"Over the last three years," he boasted in his January State of the Union address, "we've opened millions of new acres for oil and gas exploration, and tonight, I'm directing my administration to open more than 75% of our potential offshore oil and gas resources. Right now -- right now -- American oil production is the highest that it's been in eight years" Not only that -- last year, we relied less on foreign oil than in any of the past 16 years." He spoke with particular enthusiasm about the extraction of natural gas via fracking from shale deposits: "We have a supply of natural gas that can last America nearly 100 years. And my administration will take every possible action to safely develop this energy."
Obama has also voiced his desire to increase U.S. reliance on Western Hemisphere energy, thereby diminishing its dependence on unreliable and unfriendly suppliers in the Middle East and Africa. In March 2011, with the Arab Spring gaining momentum, he traveled to Brazil for five days of trade talks, a geopolitical energy pivot noted at the time.

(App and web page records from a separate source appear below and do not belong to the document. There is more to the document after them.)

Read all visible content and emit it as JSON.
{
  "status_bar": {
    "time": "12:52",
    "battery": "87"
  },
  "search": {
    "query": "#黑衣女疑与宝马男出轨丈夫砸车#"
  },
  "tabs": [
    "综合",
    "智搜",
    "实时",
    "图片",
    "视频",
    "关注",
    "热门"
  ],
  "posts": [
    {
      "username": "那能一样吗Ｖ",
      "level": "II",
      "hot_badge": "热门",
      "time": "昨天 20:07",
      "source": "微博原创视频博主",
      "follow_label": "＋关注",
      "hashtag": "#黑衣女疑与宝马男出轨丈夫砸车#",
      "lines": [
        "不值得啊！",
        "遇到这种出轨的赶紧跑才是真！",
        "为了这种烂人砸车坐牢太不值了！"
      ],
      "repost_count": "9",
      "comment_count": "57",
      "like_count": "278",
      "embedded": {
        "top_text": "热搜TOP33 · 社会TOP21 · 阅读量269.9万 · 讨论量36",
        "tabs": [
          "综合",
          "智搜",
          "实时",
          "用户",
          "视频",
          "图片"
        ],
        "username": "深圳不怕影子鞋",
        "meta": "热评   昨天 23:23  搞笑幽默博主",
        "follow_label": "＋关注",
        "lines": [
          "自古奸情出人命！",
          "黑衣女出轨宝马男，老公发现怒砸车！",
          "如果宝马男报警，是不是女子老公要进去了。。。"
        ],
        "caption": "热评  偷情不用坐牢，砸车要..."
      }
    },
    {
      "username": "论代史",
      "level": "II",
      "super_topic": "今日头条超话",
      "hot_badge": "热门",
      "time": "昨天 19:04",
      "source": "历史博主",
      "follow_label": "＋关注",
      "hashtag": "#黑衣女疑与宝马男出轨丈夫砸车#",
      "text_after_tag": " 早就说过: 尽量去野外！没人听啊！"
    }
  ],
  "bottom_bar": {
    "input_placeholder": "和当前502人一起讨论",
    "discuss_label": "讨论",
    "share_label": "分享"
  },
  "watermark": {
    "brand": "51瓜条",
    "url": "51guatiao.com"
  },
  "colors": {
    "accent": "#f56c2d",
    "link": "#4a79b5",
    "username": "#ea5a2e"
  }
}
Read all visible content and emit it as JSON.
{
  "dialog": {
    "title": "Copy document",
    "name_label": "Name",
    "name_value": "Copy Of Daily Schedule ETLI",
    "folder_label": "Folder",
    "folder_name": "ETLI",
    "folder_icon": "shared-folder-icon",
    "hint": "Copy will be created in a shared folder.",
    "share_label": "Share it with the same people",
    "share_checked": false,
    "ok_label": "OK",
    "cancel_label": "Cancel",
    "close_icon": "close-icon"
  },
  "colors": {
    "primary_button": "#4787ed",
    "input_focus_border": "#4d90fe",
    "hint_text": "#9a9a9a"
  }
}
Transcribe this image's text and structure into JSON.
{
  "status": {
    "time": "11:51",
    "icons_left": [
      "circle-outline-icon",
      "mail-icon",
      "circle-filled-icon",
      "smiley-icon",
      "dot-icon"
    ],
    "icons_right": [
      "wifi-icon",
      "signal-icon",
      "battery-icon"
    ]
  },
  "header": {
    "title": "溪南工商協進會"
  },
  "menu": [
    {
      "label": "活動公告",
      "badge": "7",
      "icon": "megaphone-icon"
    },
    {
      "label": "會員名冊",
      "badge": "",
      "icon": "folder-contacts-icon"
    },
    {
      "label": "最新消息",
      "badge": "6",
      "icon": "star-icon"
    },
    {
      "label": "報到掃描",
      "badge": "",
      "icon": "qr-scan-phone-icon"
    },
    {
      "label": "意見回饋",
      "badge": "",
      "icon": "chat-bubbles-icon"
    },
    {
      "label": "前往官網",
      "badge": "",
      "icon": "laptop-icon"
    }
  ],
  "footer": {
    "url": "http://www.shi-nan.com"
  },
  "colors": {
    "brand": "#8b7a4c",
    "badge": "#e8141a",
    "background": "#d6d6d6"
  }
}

In the eyes of many observers, Obama's focus on Brazil was inextricably linked to that country's emergence as a major oil producer, thanks to new discoveries in the "pre-salt" fields off its coast in the depths of the Atlantic Ocean, discoveries that could help the U.S. wean itself off Middle Eastern oil but could also turn out to be pollution nightmares. Although environmentalists have warned of the risks of drilling in the pre-salt fields, where a Deepwater Horizon-like blowout is an ever-present danger, Obama has made no secret of his geopolitical priorities. "By some estimates, the oil you recently discovered off the shores of Brazil could amount to twice the reserves we have in the United States," he told Brazilian business leaders in that country's capital. "When you're ready to start selling, we want to be one of your best customers. At a time when we've been reminded how easily instability in other parts of the world can affect the price of oil, the United States could not be happier with the potential for a new, stable source of energy."

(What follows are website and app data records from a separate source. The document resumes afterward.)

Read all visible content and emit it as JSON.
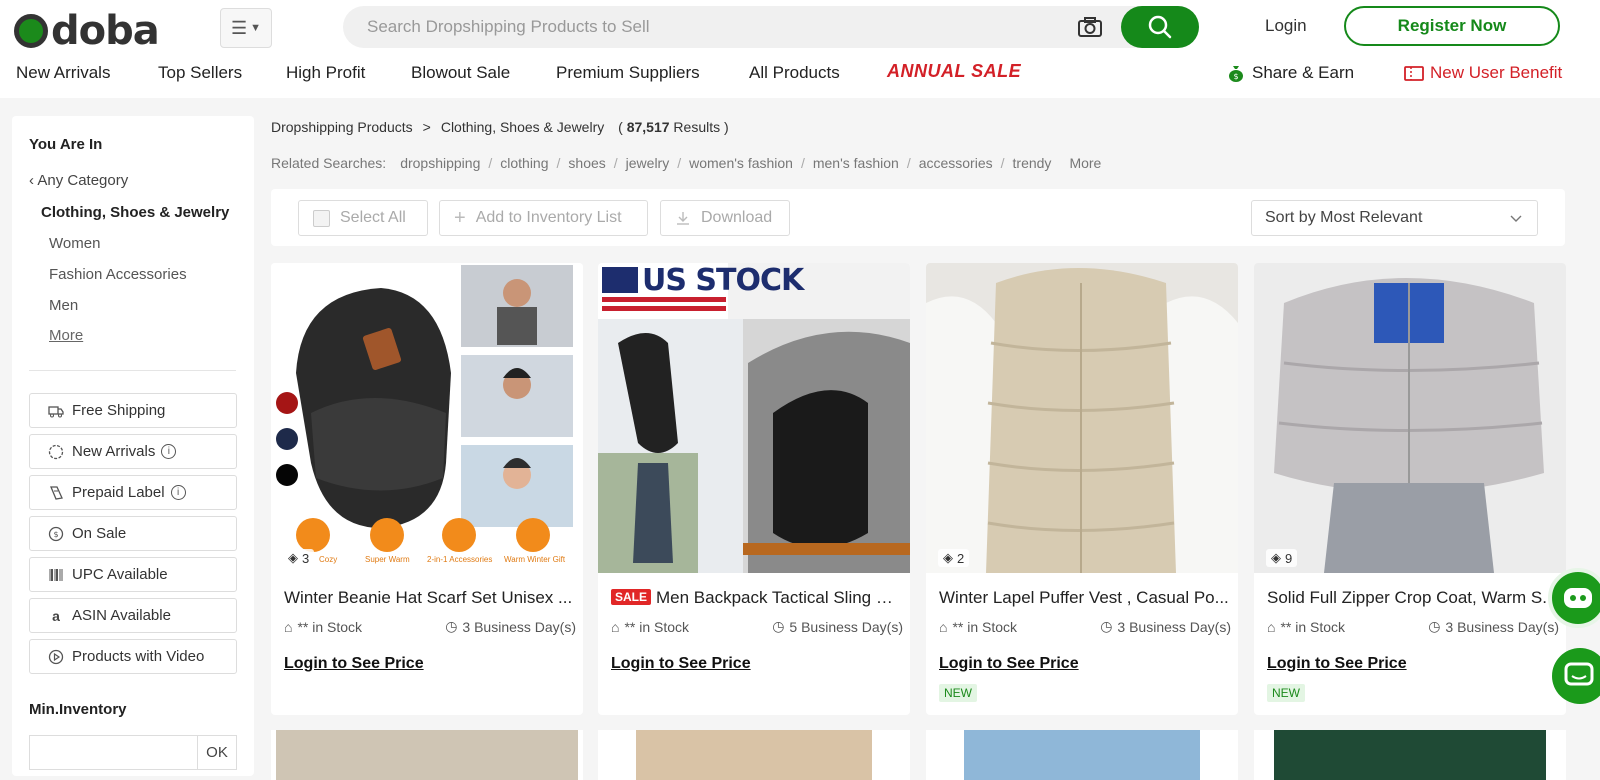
{
  "header": {
    "logo_text": "doba",
    "search_placeholder": "Search Dropshipping Products to Sell",
    "login_label": "Login",
    "register_label": "Register Now"
  },
  "nav": {
    "items": [
      "New Arrivals",
      "Top Sellers",
      "High Profit",
      "Blowout Sale",
      "Premium Suppliers",
      "All Products"
    ],
    "annual_sale": "ANNUAL SALE",
    "share_earn": "Share & Earn",
    "new_user_benefit": "New User Benefit"
  },
  "sidebar": {
    "title": "You Are In",
    "any_category": "Any Category",
    "current_category": "Clothing, Shoes & Jewelry",
    "subcategories": [
      "Women",
      "Fashion Accessories",
      "Men"
    ],
    "more_label": "More",
    "filters": [
      "Free Shipping",
      "New Arrivals",
      "Prepaid Label",
      "On Sale",
      "UPC Available",
      "ASIN Available",
      "Products with Video"
    ],
    "min_inventory_label": "Min.Inventory",
    "ok_label": "OK"
  },
  "breadcrumb": {
    "root": "Dropshipping Products",
    "separator": ">",
    "current": "Clothing, Shoes & Jewelry",
    "results_open": "(",
    "results_count": "87,517",
    "results_label": "Results )"
  },
  "related": {
    "label": "Related Searches:",
    "terms": [
      "dropshipping",
      "clothing",
      "shoes",
      "jewelry",
      "women's fashion",
      "men's fashion",
      "accessories",
      "trendy"
    ],
    "more_label": "More"
  },
  "toolbar": {
    "select_all": "Select All",
    "add_inventory": "Add to Inventory List",
    "download": "Download",
    "sort_label": "Sort by Most Relevant"
  },
  "products": [
    {
      "title": "Winter Beanie Hat Scarf Set Unisex ...",
      "stock": "** in Stock",
      "ship": "3 Business Day(s)",
      "price_label": "Login to See Price",
      "variant_count": "3",
      "sale": "",
      "new": ""
    },
    {
      "title": "Men Backpack Tactical Sling B...",
      "stock": "** in Stock",
      "ship": "5 Business Day(s)",
      "price_label": "Login to See Price",
      "variant_count": "",
      "sale": "SALE",
      "new": "",
      "us_stock": "US STOCK"
    },
    {
      "title": "Winter Lapel Puffer Vest , Casual Po...",
      "stock": "** in Stock",
      "ship": "3 Business Day(s)",
      "price_label": "Login to See Price",
      "variant_count": "2",
      "sale": "",
      "new": "NEW"
    },
    {
      "title": "Solid Full Zipper Crop Coat, Warm S...",
      "stock": "** in Stock",
      "ship": "3 Business Day(s)",
      "price_label": "Login to See Price",
      "variant_count": "9",
      "sale": "",
      "new": "NEW"
    }
  ],
  "product1_badges": [
    "Cozy",
    "Super Warm",
    "2-in-1 Accessories",
    "Warm Winter Gift"
  ],
  "colors": {
    "brand_green": "#15891a",
    "sale_red": "#d32027"
  }
}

At the same time, Obama has made it clear that the U.S. will retain its role as the ultimate guardian of the Persian Gulf sea lanes. Even while trumpeting the withdrawal of U.S. combat forces from Iraq, he has insisted that the United States will bolster its air, naval, and special operations forces in the Gulf region, so as to remain the preeminent military power there. "Back to the future," is how Major General Karl R. Horst, chief of staff of the U.S. Central Command, described the new posture, referring to a time before the Iraq War when the U.S. exercised dominance in the region mainly through its air and naval superiority.